updated 07/18/2014 AT 2:00 PM ET
•originally published 07/18/2014 AT 6:20 PM ET
As the search for a missing Marine wife nears the three-week mark, a witness now says he watched the pregnant Erin Corwin rendezvous and depart with another man from the site where her abandoned vehicle later turned up.
Michael Beasley tells San Diego, California, TV station CBS 8 that on the morning of Saturday, June 28, after Corwin left her at home in Twentynine Palms, reportedly for a solo day trip to Joshua Tree National Park, he saw her meet a man, exit and lock her blue Toyota, and then climb into the man’s red sedan.
“They were just sitting and chatting,” said Beasley. “If she wanted to get out of the car and say, ‘I don’t want to be in this car,’ she could have.”
The pair then drove off together in the man’s vehicle, he said.
“When I came back a half-hour later, just the [blue] car was sitting there,” said Beasley. “Next thing, I hear the weekend goes by and Monday morning the sheriffs are there looking for this girl because she ain’t home yet.”
Meanwhile, warrants made public this week reveal investigators sought permission to search two apartments on the Marine base that is home to Corwin, whose 20th birthday was Tuesday, and her husband, Marine Cpl. Jon Corwin.
The warrants also mention a 2013 blue Toyota sedan with California license plates, and a dark-colored Jeep Cherokee with Alaska license plates.
In each case, the otherwise identical documents indicate authorities are looking for items such as DNA and hair samples, latent prints, anything “soiled with bodily fluids,” and electronic devices, including computers.

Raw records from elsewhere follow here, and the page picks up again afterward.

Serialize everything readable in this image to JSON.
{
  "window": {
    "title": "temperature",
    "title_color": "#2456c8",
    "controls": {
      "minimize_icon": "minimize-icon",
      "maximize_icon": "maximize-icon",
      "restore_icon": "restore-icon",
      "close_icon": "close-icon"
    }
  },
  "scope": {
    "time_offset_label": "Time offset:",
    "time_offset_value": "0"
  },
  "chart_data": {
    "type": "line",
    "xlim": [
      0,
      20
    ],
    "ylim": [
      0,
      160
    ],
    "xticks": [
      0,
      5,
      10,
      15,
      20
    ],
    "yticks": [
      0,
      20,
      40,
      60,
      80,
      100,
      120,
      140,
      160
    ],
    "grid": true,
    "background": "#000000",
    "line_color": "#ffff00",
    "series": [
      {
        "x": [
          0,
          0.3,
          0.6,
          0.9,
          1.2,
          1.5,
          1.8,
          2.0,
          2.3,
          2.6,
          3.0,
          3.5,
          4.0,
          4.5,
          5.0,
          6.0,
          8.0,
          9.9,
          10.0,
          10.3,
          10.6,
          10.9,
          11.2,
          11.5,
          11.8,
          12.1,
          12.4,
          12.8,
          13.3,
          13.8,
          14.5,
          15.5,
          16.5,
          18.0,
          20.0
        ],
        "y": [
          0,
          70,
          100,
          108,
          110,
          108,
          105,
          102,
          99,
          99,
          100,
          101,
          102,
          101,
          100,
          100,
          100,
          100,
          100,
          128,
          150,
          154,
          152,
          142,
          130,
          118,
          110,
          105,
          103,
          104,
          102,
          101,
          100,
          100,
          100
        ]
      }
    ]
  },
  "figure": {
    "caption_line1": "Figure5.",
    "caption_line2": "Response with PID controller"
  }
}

While acknowledging “it’s an active investigation that, at some point, could turn into a criminal investigation,” Cindy Bachman, a spokeswoman for the San Bernardino Sheriff’s Department, tells PEOPLE: “We haven’t located any solid evidence that has established this as a criminal investigation. We haven’t identified anyone as a suspect or a person of interest.”
“At this time,” she adds, “it’s a missing-person investigation and a search for a missing person.”
“We need to let the investigators continue to do what they’re doing,” she says.